Perhaps his reservedness was just preparing him for the spotlight he’d eventually receive once he got on the car and hopped on I-5 to officially enroll at the University of Southern California. Upon entry, he joined his brother as a teammate who was entering his sophomore year and his father who’s a member of the coaching staff.
Suddenly it had become essential for Mobley’s image that his demeanor shined with positivity despite any frustrations that he may have had to avoid people believing that USC was playing what Barefield described as, “daddy ball.”
“If he’s going off and acting a certain way on the court, people could look at that and say that’s daddy ball. ‘He’s over here complaining, he’s this or he’s that.’ I know the family, they are very professional, the dad played, the mom is a teacher — they know what they’re doing and they know what image they want to put out, professionally speaking. That same poise and temperament are exactly what has you (Evan) not making bad decisions off the court. I think they handled (being at USC) with great class and professionalism. You rarely saw the dad demanding that Evan or Isaiah touched the ball first and was about the team first. Evan and Isaiah are the same way, I think it was all just always about winning.” - Barefield

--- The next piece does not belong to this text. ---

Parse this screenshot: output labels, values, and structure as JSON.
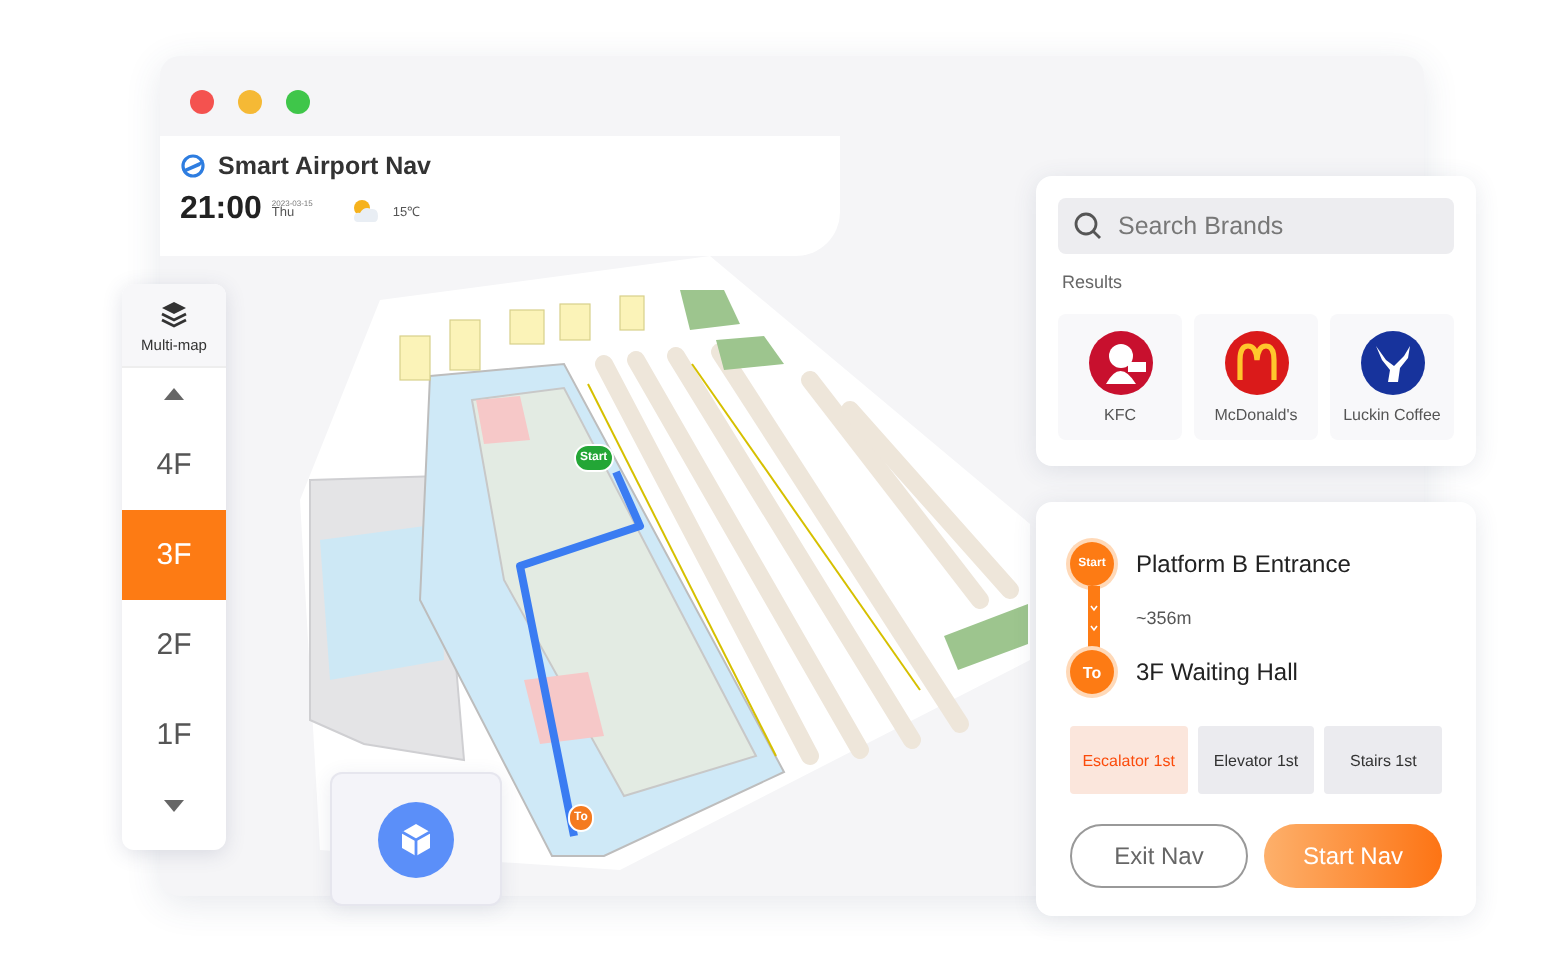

It would certainly seem as if the situation was all about winning. Not only did the Trojans post a 25-8 record on the year, but they also advanced to the Elite Eight, but were downed by the at-the-time undefeated Gonzaga Bulldogs. Throughout his lone season in Los Angeles, Evan Mobley averaged 16.4 points an outing to go along with 8.7 rebounds, 2.9 blocks, and 2.4 assists. He also shot 57% from the field, 30% from beyond the arc, and 69% from the free-throw line.
If you were to ask Barefield to sell you on the idea of picking the USC stand-out first, he’d tell you:
“I think it would be very, very, tough to try and build a championship team and not respect what Evan Mobley brings to the table.”
He’d then describe how these playoffs have seen guys go down with an injury and the next man up has abundantly played the best ball of their career. As an example, he’d explain how Cameron Payne can fill a void thanks to the vast amount of talent that resides in the league. Barefield would then detail that Mobley not only can score, but is a big that can connect the dots, which is missing from many big men and why they end up being exposed in the post-season. It’s tough to expose a guy who can operate as a floor general while handling the ball or can showcase his shooting ability or fluidity when he’s being used as a scorer, especially when that same player can block shots with his left or right hand, can hit jumpers, and maneuvers like a guard.
It’s why he believes that Mobley has the highest ceiling in the draft despite not being nearly as good as he has the potential to be.
“It’s not the Evan that’s 19 or 20, the scary one is the one that’s gonna be 24 or 25 when he adds 20 pounds of weight and gets complete confidence and understands the game even more than he does now.” - Barefield.
Whether Evan Mobley will end up in Houston and blossom into the best player in his draft class is yet to be determined, but what’s become known is that his approach to the game shouldn’t lead to you asking questions about his passion, instead you should leave compliments about his character.